The new Article 16.4 now expressly states that unless the parties provide otherwise, the law of the arbitration agreement as well as the law of the arbitration shall be that of the "seat" of the arbitration. This is significant because the law of the arbitration agreement (in the absence of the parties' express choice) continues to be a matter of debate, as demonstrated by recent English cases such as Sulamerica CIA Nacional de Seguros SA v Enesa Engenharia SA [2012] EWCA Civ 6; Arsanovia Ltd v Cruz City 1 Mauritius Holdings [2012] EWHC 3702 (Comm); and Habas Sinai VE Tibbi Gazlar Isthisal Endustri AS v Sometal SAL [2010] EWHC 29 (Comm).

Identity of legal representatives

Under the new rules, parties must now notify all other parties, the tribunal and the LCIA registrar if there are any changes or additions to their legal representatives (Article 18.3).

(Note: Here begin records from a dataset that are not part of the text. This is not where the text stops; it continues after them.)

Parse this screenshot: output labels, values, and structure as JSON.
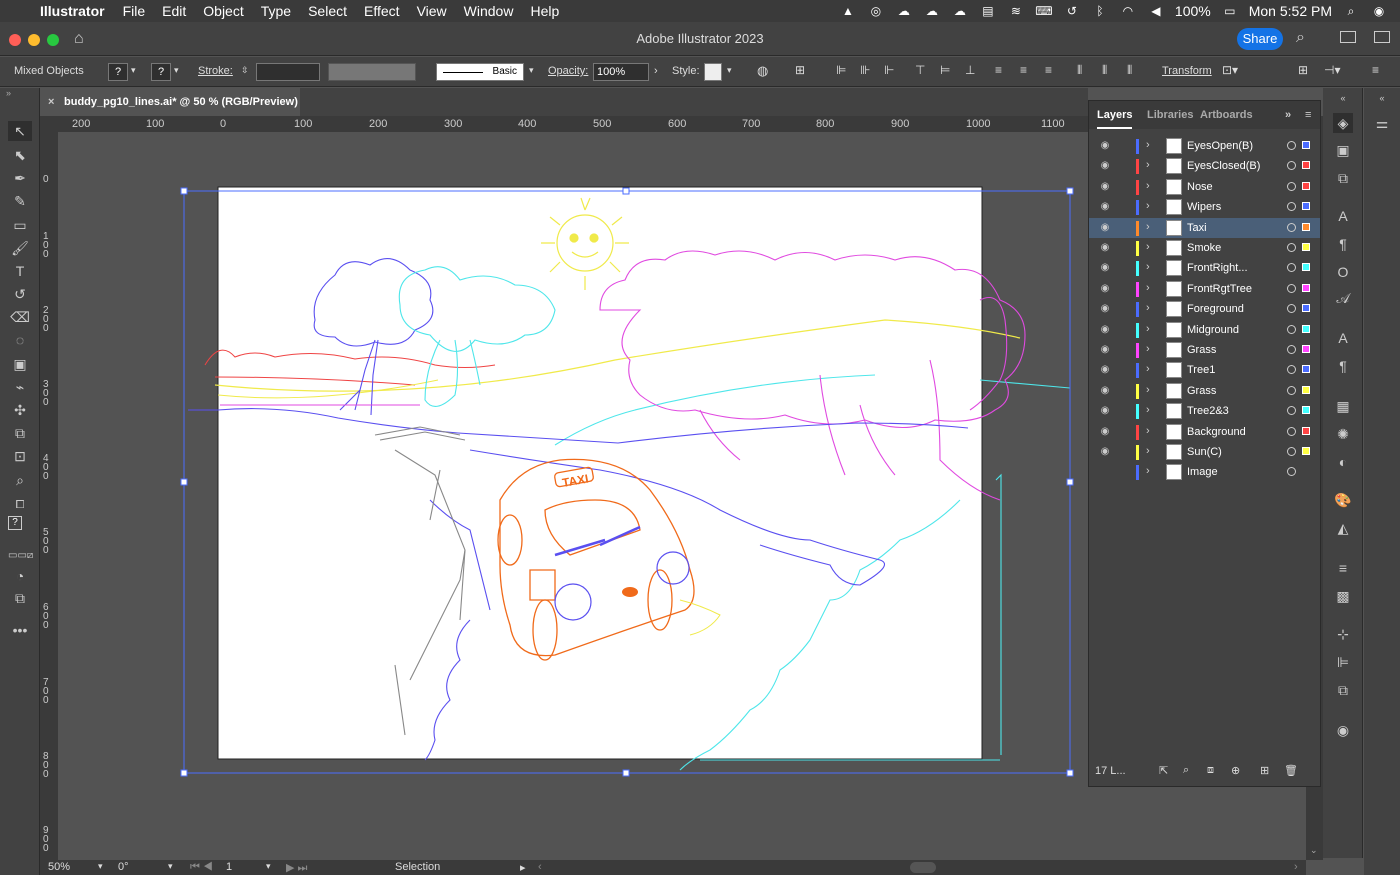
{
  "menubar": {
    "app": "Illustrator",
    "items": [
      "File",
      "Edit",
      "Object",
      "Type",
      "Select",
      "Effect",
      "View",
      "Window",
      "Help"
    ],
    "battery": "100%",
    "clock": "Mon 5:52 PM"
  },
  "window": {
    "title": "Adobe Illustrator 2023",
    "share_label": "Share"
  },
  "controlbar": {
    "selection_label": "Mixed Objects",
    "q1": "?",
    "q2": "?",
    "stroke_label": "Stroke:",
    "brush_label": "Basic",
    "opacity_label": "Opacity:",
    "opacity_value": "100%",
    "style_label": "Style:",
    "transform_label": "Transform"
  },
  "document": {
    "tab_title": "buddy_pg10_lines.ai* @ 50 % (RGB/Preview)"
  },
  "ruler_h": [
    "200",
    "100",
    "0",
    "100",
    "200",
    "300",
    "400",
    "500",
    "600",
    "700",
    "800",
    "900",
    "1000",
    "1100"
  ],
  "ruler_v": [
    "0",
    "100",
    "200",
    "300",
    "400",
    "500",
    "600",
    "700",
    "800",
    "900"
  ],
  "artwork": {
    "taxi_sign": "TAXI"
  },
  "layers_panel": {
    "tabs": [
      "Layers",
      "Libraries",
      "Artboards"
    ],
    "layers": [
      {
        "name": "EyesOpen(B)",
        "color": "#4b6cff"
      },
      {
        "name": "EyesClosed(B)",
        "color": "#ff4444"
      },
      {
        "name": "Nose",
        "color": "#ff4444"
      },
      {
        "name": "Wipers",
        "color": "#4b6cff"
      },
      {
        "name": "Taxi",
        "color": "#ff8a2b",
        "selected": true
      },
      {
        "name": "Smoke",
        "color": "#ffff44"
      },
      {
        "name": "FrontRight...",
        "color": "#44ffff"
      },
      {
        "name": "FrontRgtTree",
        "color": "#ff44ff"
      },
      {
        "name": "Foreground",
        "color": "#4b6cff"
      },
      {
        "name": "Midground",
        "color": "#44ffff"
      },
      {
        "name": "Grass",
        "color": "#ff44ff"
      },
      {
        "name": "Tree1",
        "color": "#4b6cff"
      },
      {
        "name": "Grass",
        "color": "#ffff44"
      },
      {
        "name": "Tree2&3",
        "color": "#44ffff"
      },
      {
        "name": "Background",
        "color": "#ff4444"
      },
      {
        "name": "Sun(C)",
        "color": "#ffff44"
      },
      {
        "name": "Image",
        "color": "#4b6cff"
      }
    ],
    "count_label": "17 L..."
  },
  "status": {
    "zoom": "50%",
    "rotation": "0°",
    "artboard": "1",
    "tool": "Selection"
  }
}
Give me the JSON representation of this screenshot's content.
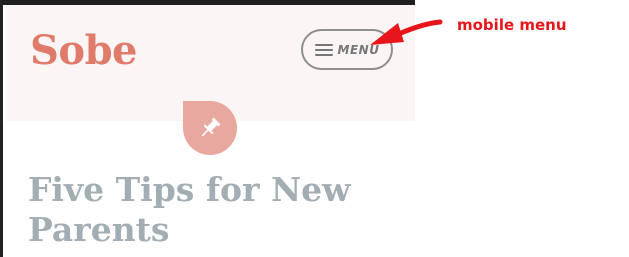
{
  "site": {
    "title": "Sobe",
    "menu_label": "MENU",
    "accent_color": "#e07b6b",
    "badge_color": "#e9a89f",
    "badge_icon": "pushpin-icon"
  },
  "post": {
    "title": "Five Tips for New Parents"
  },
  "annotation": {
    "label": "mobile menu",
    "color": "#e8151b"
  }
}
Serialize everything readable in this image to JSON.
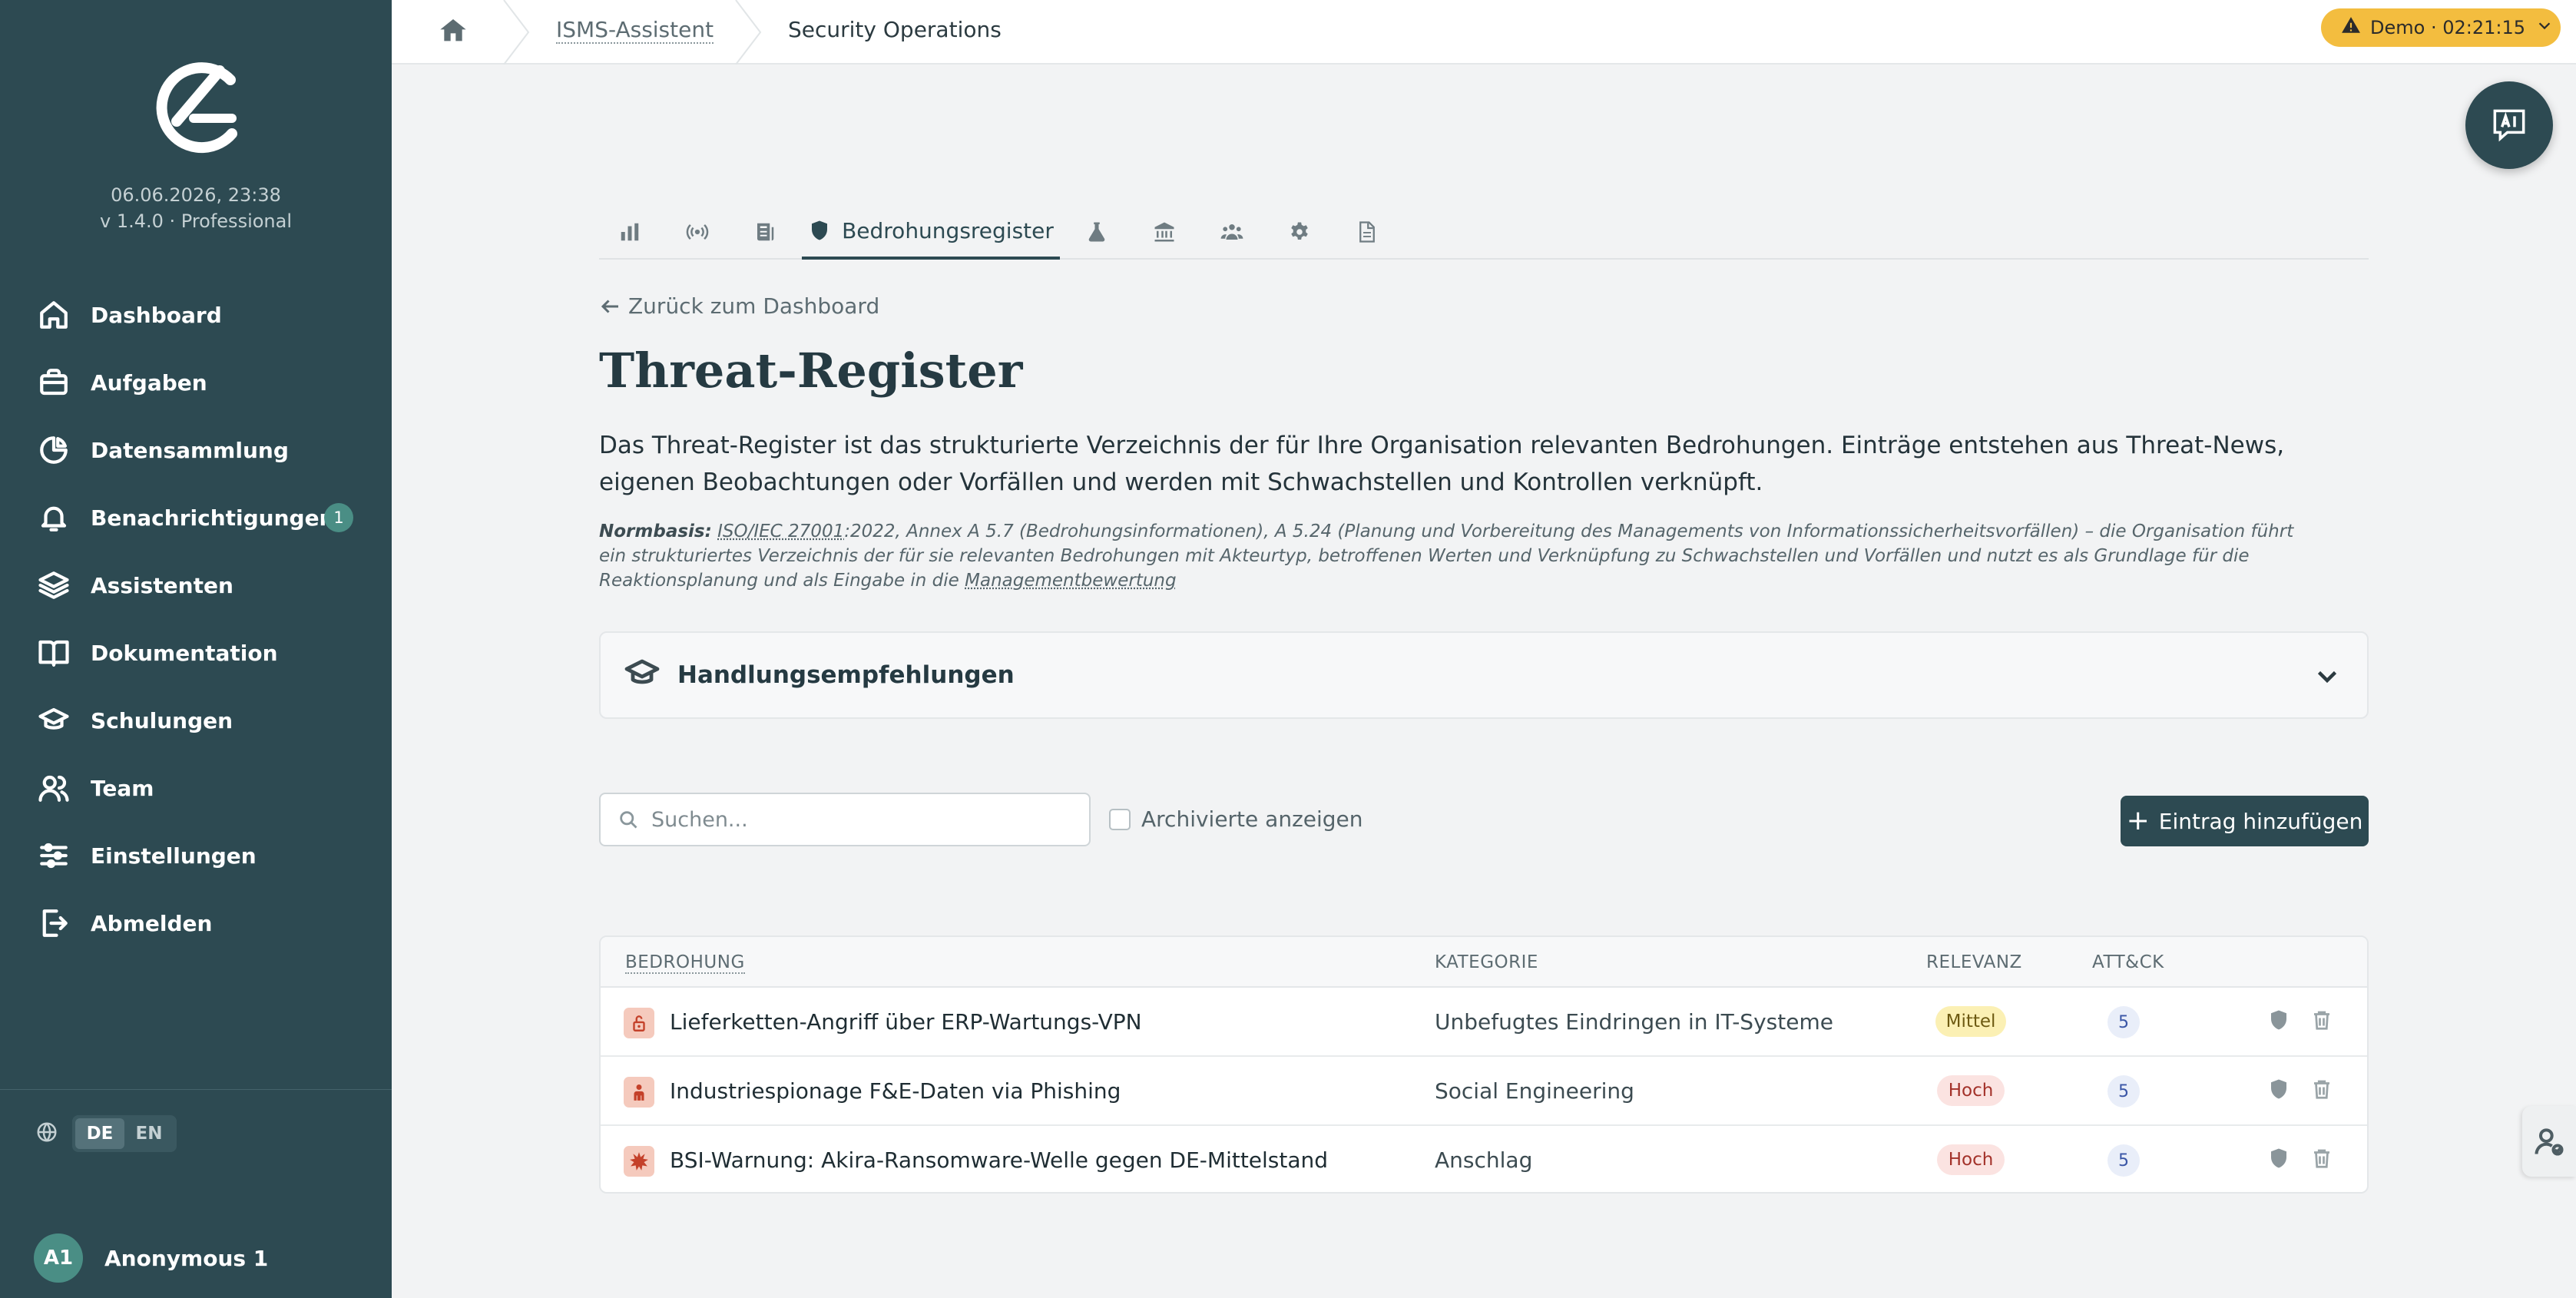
{
  "sidebar": {
    "date": "06.06.2026, 23:38",
    "version": "v 1.4.0 · Professional",
    "items": [
      {
        "label": "Dashboard",
        "icon": "home-icon"
      },
      {
        "label": "Aufgaben",
        "icon": "briefcase-icon"
      },
      {
        "label": "Datensammlung",
        "icon": "pie-chart-icon"
      },
      {
        "label": "Benachrichtigungen",
        "icon": "bell-icon",
        "badge": "1"
      },
      {
        "label": "Assistenten",
        "icon": "layers-icon"
      },
      {
        "label": "Dokumentation",
        "icon": "book-icon"
      },
      {
        "label": "Schulungen",
        "icon": "graduation-cap-icon"
      },
      {
        "label": "Team",
        "icon": "users-icon"
      },
      {
        "label": "Einstellungen",
        "icon": "sliders-icon"
      },
      {
        "label": "Abmelden",
        "icon": "logout-icon"
      }
    ],
    "languages": [
      "DE",
      "EN"
    ],
    "active_language": "DE",
    "user": {
      "initials": "A1",
      "name": "Anonymous 1"
    }
  },
  "topbar": {
    "breadcrumbs": [
      "ISMS-Assistent",
      "Security Operations"
    ],
    "demo_badge": "Demo · 02:21:15"
  },
  "tabs": [
    {
      "icon": "bar-chart-icon",
      "label": ""
    },
    {
      "icon": "broadcast-icon",
      "label": ""
    },
    {
      "icon": "news-icon",
      "label": ""
    },
    {
      "icon": "shield-icon",
      "label": "Bedrohungsregister",
      "active": true
    },
    {
      "icon": "flask-icon",
      "label": ""
    },
    {
      "icon": "bank-icon",
      "label": ""
    },
    {
      "icon": "group-icon",
      "label": ""
    },
    {
      "icon": "gear-icon",
      "label": ""
    },
    {
      "icon": "document-icon",
      "label": ""
    }
  ],
  "page": {
    "back_link": "Zurück zum Dashboard",
    "title": "Threat-Register",
    "description": "Das Threat-Register ist das strukturierte Verzeichnis der für Ihre Organisation relevanten Bedrohungen. Einträge entstehen aus Threat-News, eigenen Beobachtungen oder Vorfällen und werden mit Schwachstellen und Kontrollen verknüpft.",
    "norm_label": "Normbasis:",
    "norm_link1": "ISO/IEC 27001",
    "norm_text": ":2022, Annex A 5.7 (Bedrohungsinformationen), A 5.24 (Planung und Vorbereitung des Managements von Informationssicherheitsvorfällen) – die Organisation führt ein strukturiertes Verzeichnis der für sie relevanten Bedrohungen mit Akteurtyp, betroffenen Werten und Verknüpfung zu Schwachstellen und Vorfällen und nutzt es als Grundlage für die Reaktionsplanung und als Eingabe in die ",
    "norm_link2": "Managementbewertung",
    "accordion_title": "Handlungsempfehlungen"
  },
  "toolbar": {
    "search_placeholder": "Suchen...",
    "archive_label": "Archivierte anzeigen",
    "add_label": "Eintrag hinzufügen"
  },
  "table": {
    "headers": {
      "threat": "BEDROHUNG",
      "category": "KATEGORIE",
      "relevance": "RELEVANZ",
      "attck": "ATT&CK"
    },
    "rows": [
      {
        "icon": "lock-open-icon",
        "name": "Lieferketten-Angriff über ERP-Wartungs-VPN",
        "category": "Unbefugtes Eindringen in IT-Systeme",
        "relevance": "Mittel",
        "attck": "5"
      },
      {
        "icon": "spy-icon",
        "name": "Industriespionage F&E-Daten via Phishing",
        "category": "Social Engineering",
        "relevance": "Hoch",
        "attck": "5"
      },
      {
        "icon": "explosion-icon",
        "name": "BSI-Warnung: Akira-Ransomware-Welle gegen DE-Mittelstand",
        "category": "Anschlag",
        "relevance": "Hoch",
        "attck": "5"
      }
    ]
  },
  "colors": {
    "sidebar_bg": "#2d4a52",
    "accent": "#4a8e85",
    "demo_badge": "#f3bd3f",
    "relevance_mittel": "#fbf0b4",
    "relevance_hoch": "#fbe3e1"
  }
}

Such changes are conditional upon the tribunal's approval, which may be withheld if the change of counsel compromises the composition of the tribunal or the finality of the award (Article18.4). These changes grant the tribunal some control over who appears before it and seek to minimise the potential for certain conflict issues arising during the course of the arbitration (as occurred in Hrvatska Elektroprivreda DD v The Republic of Slovenia (ICSID Case ARB/05/24)).

Conduct of legal representatives

The most discussed feature of the new rules is the enforceable guidelines for the conduct of parties' legal representatives, which have generated mixed views among LCIA users. All legal representatives appearing before the tribunal must comply with these guidelines, which create a baseline for the conduct of legal representatives:

  • Legal representatives should refrain from mounting unmeritorious and unfounded challenges.
  • There should be no false statements to the tribunal.
  • There should be no procurement of false evidence.
  • There should be no concealment of documents ordered by the tribunal.
  • There should be no unilateral contact with the tribunal without disclosure to all parties, the tribunal and the LCIA registrar.

The guidelines do not derogate from any mandatory laws and conduct rules applicable to the legal representatives. The new rules expressly give the tribunal the power to police the violation of the guidelines through any or all of a series of specified sanctions: a written reprimand or a written caution as to future conduct of the legal representatives and any "other measures necessary" (Article18.6).

Modernisation – not revolution

The LCIA Rules 2014 follow the release of new arbitration rules by various institutional bodies including the ICC (2012), SIAC (2013) and HKIAC (2013). The aim of the changes is to bring the LCIA Rules up to date with current practice and procedure by catering for the major issues currently facing the arbitral process today. The new rules are innovative in some respects, but do not depart significantly from the approach taken by most institutions. Importantly, they retain the characteristics distinctive to LCIA arbitration, such as time-based fees.

The LCIA continues to be a 'go-to' institution for users – their arbitrations will be well supported by these modernised and comprehensive rules.

For further information on this topic please contact Marie Berard or Anna Kirkpatrick at Clifford Chance LLP by telephone (+44 20 7006 1000), fax (+44 20 7006 5555) or email ([email protected] or [email protected]). The Clifford Chance website can be accessed at